People will click your ads, which you pay for, and then they will dismiss your business because it isn’t a fit for them – and poof, that money you’ve spent is gone and you have no customer to show for it.

No matter how specific you get, will there be people who just aren’t right for your restaurant? Of course. But by making your targeting as granular as you can, you eliminate a lot of this risk.

Another benefit to targeting so specifically, in addition to not wasting money, is that you can then create ads that are hyper-specific to that tiny audience. This will make your ads stand out more and increase engagement with them.

They don’t test anything.

A lot of restaurant owners develop the logo, tagline, and description and then that’s it. That’s the ad. It perfectly describes the business so we must use it in every instance, right?

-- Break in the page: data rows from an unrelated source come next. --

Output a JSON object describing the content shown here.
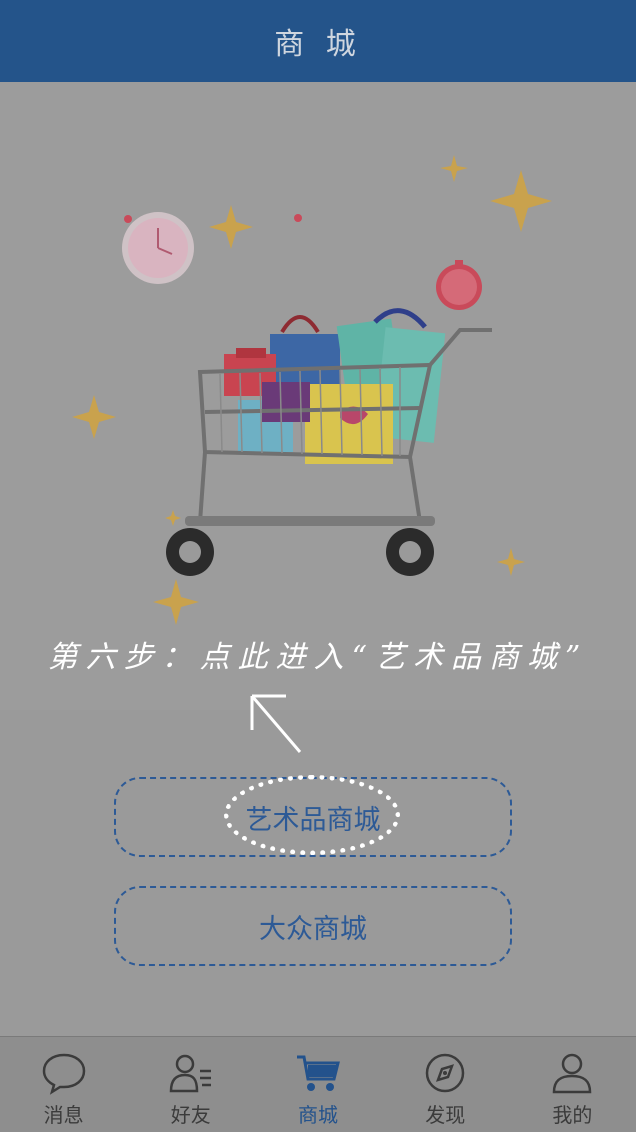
{
  "header": {
    "title": "商 城"
  },
  "hero": {
    "instruction": "第六步：点此进入“艺术品商城”"
  },
  "buttons": {
    "art_mall": "艺术品商城",
    "public_mall": "大众商城"
  },
  "nav": {
    "items": [
      {
        "label": "消息",
        "icon": "chat-bubble-icon",
        "active": false
      },
      {
        "label": "好友",
        "icon": "friends-icon",
        "active": false
      },
      {
        "label": "商城",
        "icon": "cart-icon",
        "active": true
      },
      {
        "label": "发现",
        "icon": "compass-icon",
        "active": false
      },
      {
        "label": "我的",
        "icon": "person-icon",
        "active": false
      }
    ]
  },
  "colors": {
    "header_bg": "#24548a",
    "accent": "#2d5a96",
    "overlay_bg": "#9c9c9c"
  }
}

Not exactly. Just because you think it is the right way to communicate all about your restaurant doesn’t mean that your customers perceive it that way. Even something as small as changing the call to action from “Stop by to enjoy a juicy steak” and “Come into our restaurant” can make a world of difference. This is why it is important to test everything.

If you aren’t testing, you’re automatically wasting money. There will always be a better way to do your marketing, and if you aren’t optimizing it, you are not optimizing your spend.

The same mindset should be used when you think about your website or landing pages as well. Conversion rate optimization is crazy important and makes a huge difference. It can mean the difference between success and failure in a lot of cases.

If you aren’t sure what to test, consider calls-to-action or description words first. Once you find something that really resonates with your audience, you can start using that in other channels, too.

They don’t use professional creative.

For your restaurant, you can probably do most things yourself and it will be sufficient enough, at least to start out. But if there is one area that you absolutely should not DIY (unless you’re a professional) is your creative.

Specifically, we’re referring to the photos of your food and restaurant. These promotional photographs need to present your restaurant in the best light possible. They need to look professional and enticing. And frankly, food photography is one of the hardest things to get right if you don’t have a lot of experience and know exactly what you’re doing.

As you open your restaurant, prep for your grand re-opening, or simply prepare for a bigger investment in marketing, hire someone to take care of your photography for you. Prepare every item on your menu (or as much of it as you reasonably can) and have them take pictures of the inside and outside of your restaurant.

Even if you don’t have plans for a photo right away, these types of pictures can be used for social media or other advertisements later on. It is best to go ahead and get everything taken care of upfront so you aren’t scrambling for a picture later when you need one.

Restaurants who use photos that aren’t polished and professional end up looking like poor quality, local dive.

Guests will not pay your prices if they think your food and menu look like it belongs in a truck stop as opposed to a sit-down restaurant. You want to portray your food as elegant and refined, and the best way to start is with your photography and creative.

They don’t get help when they need it.

It can be hard to admit when you are in over your head, and even harder to mentally justify another expense when you’re already flailing. However, restaurants who do get help with their marketing and branding when they start to see less-than-stellar results are often the ones who end up getting through that difficult period and go on to have significant success.

As you start marketing efforts, be sure to keep your target audience in mind. Be as specific as possible, and use the most beautiful creative you can get your hands on. Test everything and track everything so that you can always head towards optimizations. Give your customers a clear next step, and be sure to remarket to them to keep them coming back for more. When in doubt, or if you just can’t seem to get a return on the spend you’re putting in, consider asking for help from a restaurant marketing agency.

Hopefully this article has shed some light on how to ensure success for your restaurant marketing campaigns.